Ghana Will Achieve SDG Goal Six By 2030 – Parliament

The Parliamentary Select Committee on Works and Housing says Ghana is in a position to achieve the Sustainable Development Goal Six by 2030.

The global goal six ensures availability and sustainable management of water and sanitation for all.

Just about 11 years to go, John Nana Amoako, the Member of Parliament (MP) for Upper Denkyira East, and Chairman of the Committee, said national water coverage hovered around 65 per cent, and indicators showed that the nation was on course to achieve the target.

Interacting with journalists at Nsoatre in the Sunyani West District during a visit by the committee to inspect some water projects in the area, Nana Amoako said government was determined to achieve the goal six, not only to provide potable drinking water but also fight typhoid and water-borne diseases as well.

Nine out of the 18-member committee is undertaking a three-day working visit to inspect water projects and acquaint themselves with the water situation in selected communities in the Bono, Bono East and Ahafo Regions.

Day one of the visit also took the committee to Jankufa and Asiri in the Jaman North District of the region where the government through the Community Water and Sanitation Agency (CWSA) had put up Solar Hybrid Water Pump Systems to supply potable drinking water to the communities.

The facilities, which were about 98 per cent completed, were executed by PumpTech, an Accra-based water supply technology company, which pump groundwater and treat to supply the communities.

They use electricity and solar to pump supply water into public standpipes, and also connected to households as well.

Nana Amoako praised the contractor for the excellent work and expressed the hope that with the systems in place, rural dwellers would easily access water as a basic commodity of life.

Engineer Ahmed Ewura, the Bono, Bono East and Ahafo Regional Director of the CWSA, said with the new technology, the rural water coverage in the three regions would improve.

Currently, he said the rural water coverage in the regions stood at 65.25 per cent, indicating that the figure was expected to jump significantly by the close of the year.

Engineer Osman Sahanoon, the Managing Director of PumpTech, said each of the water system had the capacity to pump more than 2000 cubic meters of water per day, and advised the people to take good care of the projects.
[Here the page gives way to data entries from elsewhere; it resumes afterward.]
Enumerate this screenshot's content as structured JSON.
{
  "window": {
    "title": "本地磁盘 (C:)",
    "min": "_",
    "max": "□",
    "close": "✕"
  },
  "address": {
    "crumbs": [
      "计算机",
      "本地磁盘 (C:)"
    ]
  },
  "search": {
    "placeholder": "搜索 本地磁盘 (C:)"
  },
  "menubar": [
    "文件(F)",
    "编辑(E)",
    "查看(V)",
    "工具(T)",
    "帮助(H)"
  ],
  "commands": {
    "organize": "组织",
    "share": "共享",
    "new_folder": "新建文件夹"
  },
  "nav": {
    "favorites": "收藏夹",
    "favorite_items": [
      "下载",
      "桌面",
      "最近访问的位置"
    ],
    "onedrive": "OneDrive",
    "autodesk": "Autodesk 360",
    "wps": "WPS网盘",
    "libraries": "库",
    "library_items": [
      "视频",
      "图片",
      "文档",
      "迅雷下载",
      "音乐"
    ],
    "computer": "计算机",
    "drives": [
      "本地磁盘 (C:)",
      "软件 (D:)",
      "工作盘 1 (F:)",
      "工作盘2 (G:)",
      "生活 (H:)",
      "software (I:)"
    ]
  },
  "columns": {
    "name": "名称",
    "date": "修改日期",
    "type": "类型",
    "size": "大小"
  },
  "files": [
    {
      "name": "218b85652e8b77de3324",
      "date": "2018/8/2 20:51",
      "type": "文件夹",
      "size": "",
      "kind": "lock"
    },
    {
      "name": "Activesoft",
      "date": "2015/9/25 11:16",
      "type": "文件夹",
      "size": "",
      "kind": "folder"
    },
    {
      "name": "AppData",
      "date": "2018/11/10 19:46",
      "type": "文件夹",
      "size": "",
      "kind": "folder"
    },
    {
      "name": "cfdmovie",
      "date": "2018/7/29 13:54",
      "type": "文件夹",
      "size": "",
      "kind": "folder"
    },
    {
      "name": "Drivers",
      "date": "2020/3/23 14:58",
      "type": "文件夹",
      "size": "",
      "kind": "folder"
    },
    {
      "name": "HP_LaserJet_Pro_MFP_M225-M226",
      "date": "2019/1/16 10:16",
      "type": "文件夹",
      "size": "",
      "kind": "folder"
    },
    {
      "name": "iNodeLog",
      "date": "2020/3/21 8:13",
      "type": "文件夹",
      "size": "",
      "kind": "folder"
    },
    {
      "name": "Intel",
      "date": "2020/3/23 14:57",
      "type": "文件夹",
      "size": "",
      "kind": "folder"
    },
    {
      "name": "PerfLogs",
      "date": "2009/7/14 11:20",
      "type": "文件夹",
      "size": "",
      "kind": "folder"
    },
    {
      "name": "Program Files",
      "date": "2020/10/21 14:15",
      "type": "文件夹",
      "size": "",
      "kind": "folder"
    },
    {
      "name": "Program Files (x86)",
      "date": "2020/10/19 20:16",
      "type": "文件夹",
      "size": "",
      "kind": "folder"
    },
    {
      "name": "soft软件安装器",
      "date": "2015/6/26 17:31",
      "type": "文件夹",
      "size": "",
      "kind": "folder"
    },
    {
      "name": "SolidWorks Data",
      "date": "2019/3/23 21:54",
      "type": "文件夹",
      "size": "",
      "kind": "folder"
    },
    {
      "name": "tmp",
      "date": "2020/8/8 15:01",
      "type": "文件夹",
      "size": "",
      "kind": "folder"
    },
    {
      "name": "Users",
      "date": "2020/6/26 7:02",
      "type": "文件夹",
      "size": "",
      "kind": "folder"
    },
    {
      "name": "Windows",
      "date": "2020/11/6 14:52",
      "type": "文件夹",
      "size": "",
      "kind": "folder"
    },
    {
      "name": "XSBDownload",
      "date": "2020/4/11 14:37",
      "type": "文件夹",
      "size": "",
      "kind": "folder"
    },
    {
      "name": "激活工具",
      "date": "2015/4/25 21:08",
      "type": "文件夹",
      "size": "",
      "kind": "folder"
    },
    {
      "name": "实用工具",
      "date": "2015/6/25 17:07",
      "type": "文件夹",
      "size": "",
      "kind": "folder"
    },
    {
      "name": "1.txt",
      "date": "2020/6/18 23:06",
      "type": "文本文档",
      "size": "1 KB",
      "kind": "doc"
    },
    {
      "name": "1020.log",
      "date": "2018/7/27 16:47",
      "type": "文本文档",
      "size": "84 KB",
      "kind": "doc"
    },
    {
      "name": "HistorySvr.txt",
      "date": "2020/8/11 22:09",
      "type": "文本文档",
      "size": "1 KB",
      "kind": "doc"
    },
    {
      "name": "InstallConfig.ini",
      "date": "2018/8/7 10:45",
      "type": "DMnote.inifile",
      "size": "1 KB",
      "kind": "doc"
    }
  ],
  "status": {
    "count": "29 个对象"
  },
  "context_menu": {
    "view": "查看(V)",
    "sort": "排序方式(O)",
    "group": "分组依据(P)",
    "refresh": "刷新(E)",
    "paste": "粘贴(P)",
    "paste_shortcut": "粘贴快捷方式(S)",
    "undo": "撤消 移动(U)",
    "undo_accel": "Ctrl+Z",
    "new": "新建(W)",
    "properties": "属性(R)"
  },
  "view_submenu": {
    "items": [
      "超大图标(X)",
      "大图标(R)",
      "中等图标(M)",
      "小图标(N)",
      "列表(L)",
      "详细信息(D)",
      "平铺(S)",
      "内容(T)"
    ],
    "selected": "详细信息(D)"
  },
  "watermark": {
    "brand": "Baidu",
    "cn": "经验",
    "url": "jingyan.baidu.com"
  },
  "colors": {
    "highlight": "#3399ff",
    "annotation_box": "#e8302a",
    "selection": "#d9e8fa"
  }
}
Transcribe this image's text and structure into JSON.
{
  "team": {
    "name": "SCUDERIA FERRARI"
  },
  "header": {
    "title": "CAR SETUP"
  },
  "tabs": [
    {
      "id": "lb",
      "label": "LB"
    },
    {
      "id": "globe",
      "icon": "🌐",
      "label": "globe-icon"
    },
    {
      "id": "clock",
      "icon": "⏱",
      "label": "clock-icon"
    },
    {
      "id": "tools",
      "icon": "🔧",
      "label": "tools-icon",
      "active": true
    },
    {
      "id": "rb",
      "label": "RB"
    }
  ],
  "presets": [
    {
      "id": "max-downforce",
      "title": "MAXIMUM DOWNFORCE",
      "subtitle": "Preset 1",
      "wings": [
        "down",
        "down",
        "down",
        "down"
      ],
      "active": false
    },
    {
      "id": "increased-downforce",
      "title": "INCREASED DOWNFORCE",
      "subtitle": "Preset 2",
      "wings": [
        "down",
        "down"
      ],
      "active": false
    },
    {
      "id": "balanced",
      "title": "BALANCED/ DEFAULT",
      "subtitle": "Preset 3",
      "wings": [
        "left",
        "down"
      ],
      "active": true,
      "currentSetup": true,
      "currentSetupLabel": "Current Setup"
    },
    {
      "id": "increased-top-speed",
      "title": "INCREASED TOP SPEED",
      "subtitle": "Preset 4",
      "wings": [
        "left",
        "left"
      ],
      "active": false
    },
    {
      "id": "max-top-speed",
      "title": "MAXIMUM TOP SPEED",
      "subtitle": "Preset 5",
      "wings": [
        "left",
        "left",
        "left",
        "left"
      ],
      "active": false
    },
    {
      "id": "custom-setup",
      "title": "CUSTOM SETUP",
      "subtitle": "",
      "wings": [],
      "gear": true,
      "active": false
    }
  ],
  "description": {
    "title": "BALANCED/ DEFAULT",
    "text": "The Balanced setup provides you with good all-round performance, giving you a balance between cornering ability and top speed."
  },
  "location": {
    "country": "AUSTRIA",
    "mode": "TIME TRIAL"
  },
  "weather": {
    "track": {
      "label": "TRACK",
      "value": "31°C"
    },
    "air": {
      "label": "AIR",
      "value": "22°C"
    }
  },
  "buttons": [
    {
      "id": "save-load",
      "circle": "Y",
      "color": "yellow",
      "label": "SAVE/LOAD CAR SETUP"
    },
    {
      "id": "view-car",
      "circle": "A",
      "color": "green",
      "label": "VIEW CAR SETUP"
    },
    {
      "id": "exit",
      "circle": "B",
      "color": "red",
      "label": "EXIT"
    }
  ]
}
He explained that six public standpipes had been mounted in each of the two communities, saying, only households that could afford would have connections into their private homes.